Anna playing the Steinway in the great hall of Kinloch Castle on the isle of Rhum.


Serena was fascinated by the locks on the Caledonian Canel. This was a feat of Nineteenth Century engineering and connected the ocean on either side of the Scottish highlands, from Inverness to Fort William.


Cawdor Castle


Some of the gardens at Cawdor Castle.


Clava Cairns, in the Nairn Valley near Inverness, is a prehistoric site of standing stones and rock structures.


From left to right: A standing stone at Clava Cairns. Marks on the inside of a chamber at Clava Cairns. Serena in the interior of a cairn.


Cullonden battlefield, where Bonny Prince Charlie and the Jacobites were defeated.


The Royal Mile in Edinburgh runs north from Edinburgh castle. Besides being lined with tourist trap stores, it is architecturally amazing.


The castle of Eilean Donon


We were on a drive from X to X and decided that a good hike would be in order. We had seen a waterfall marked on our map, but could not find it. Finally, we drove past a small fall that seemed promising and a trail that suggested we weren't the first to visit it. It turned out to be a beautiful catatac overlooking Little Loch Broom.


Our journey yields important discoveries...


A highland cow


At Blair Atholl we found the ruins of an old church. In the church was this marker, commemorating the most famous of the Graham clan.


Buccolic Midlothian


Serena with some peat blocks being harvested on Skye.


On the Isle of Rhum, this was one of three phones available to visitors.


A stone railroad tressle spanning the river and much of the valley of Nairn.


A ruined church at the estate of Blair Athol.


From the castle of Dunvegan we took a local seal-watching tour (a guy and his outboard powered skiff).


Serena looking salty on the shuttle from Arisaig to Rhum.


Wee sheepies were never far away...


A tree in the Edinburgh suburban of Rotho, where we spent the first night.
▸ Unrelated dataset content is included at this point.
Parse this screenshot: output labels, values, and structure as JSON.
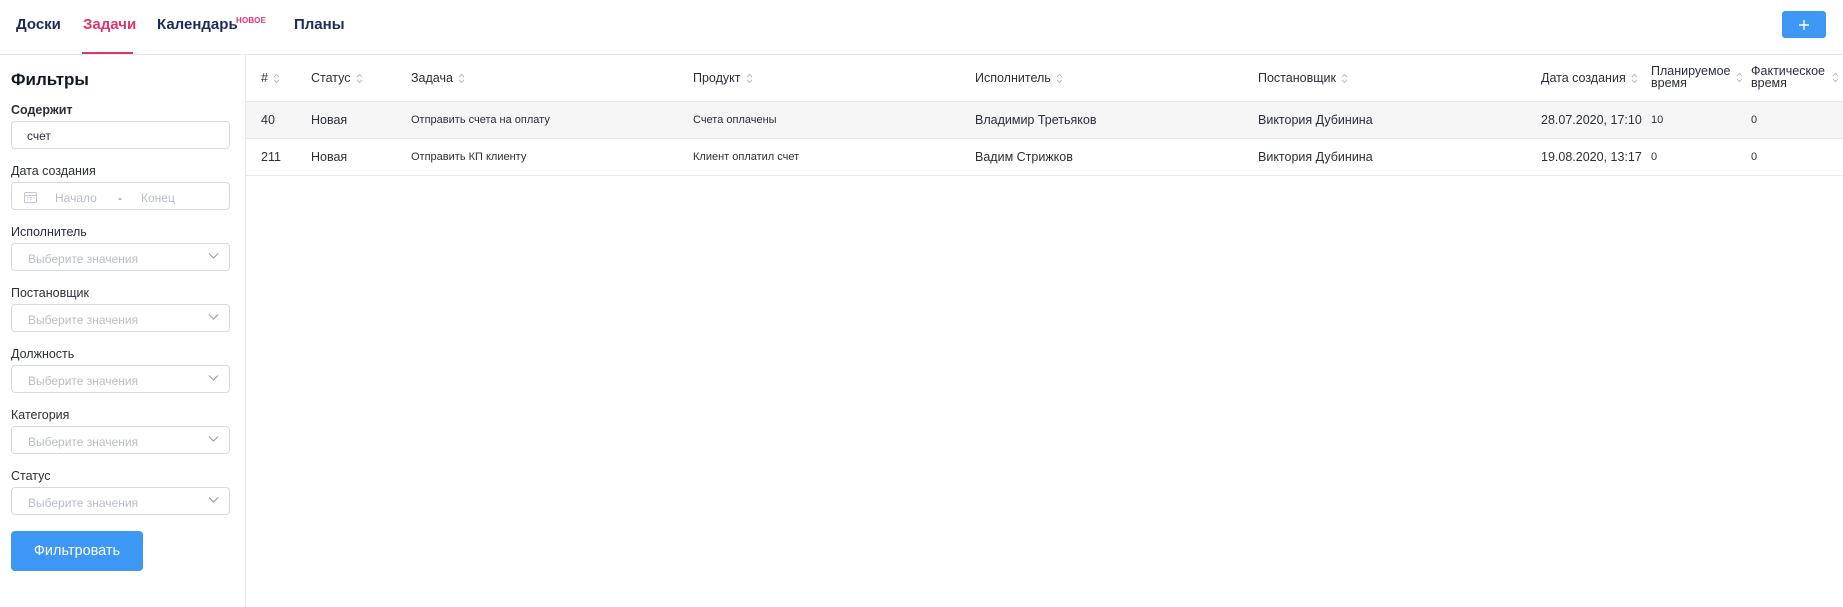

Urquhart Castle on the shore of Loch Ness is one of the most frequently visited in Scotland.


These Viking figure heads were in the Eilean Dollen castle.


Serena walks along a stone wall on our way back from Clava Cairns.

    Copyright 2007 David R. Angelini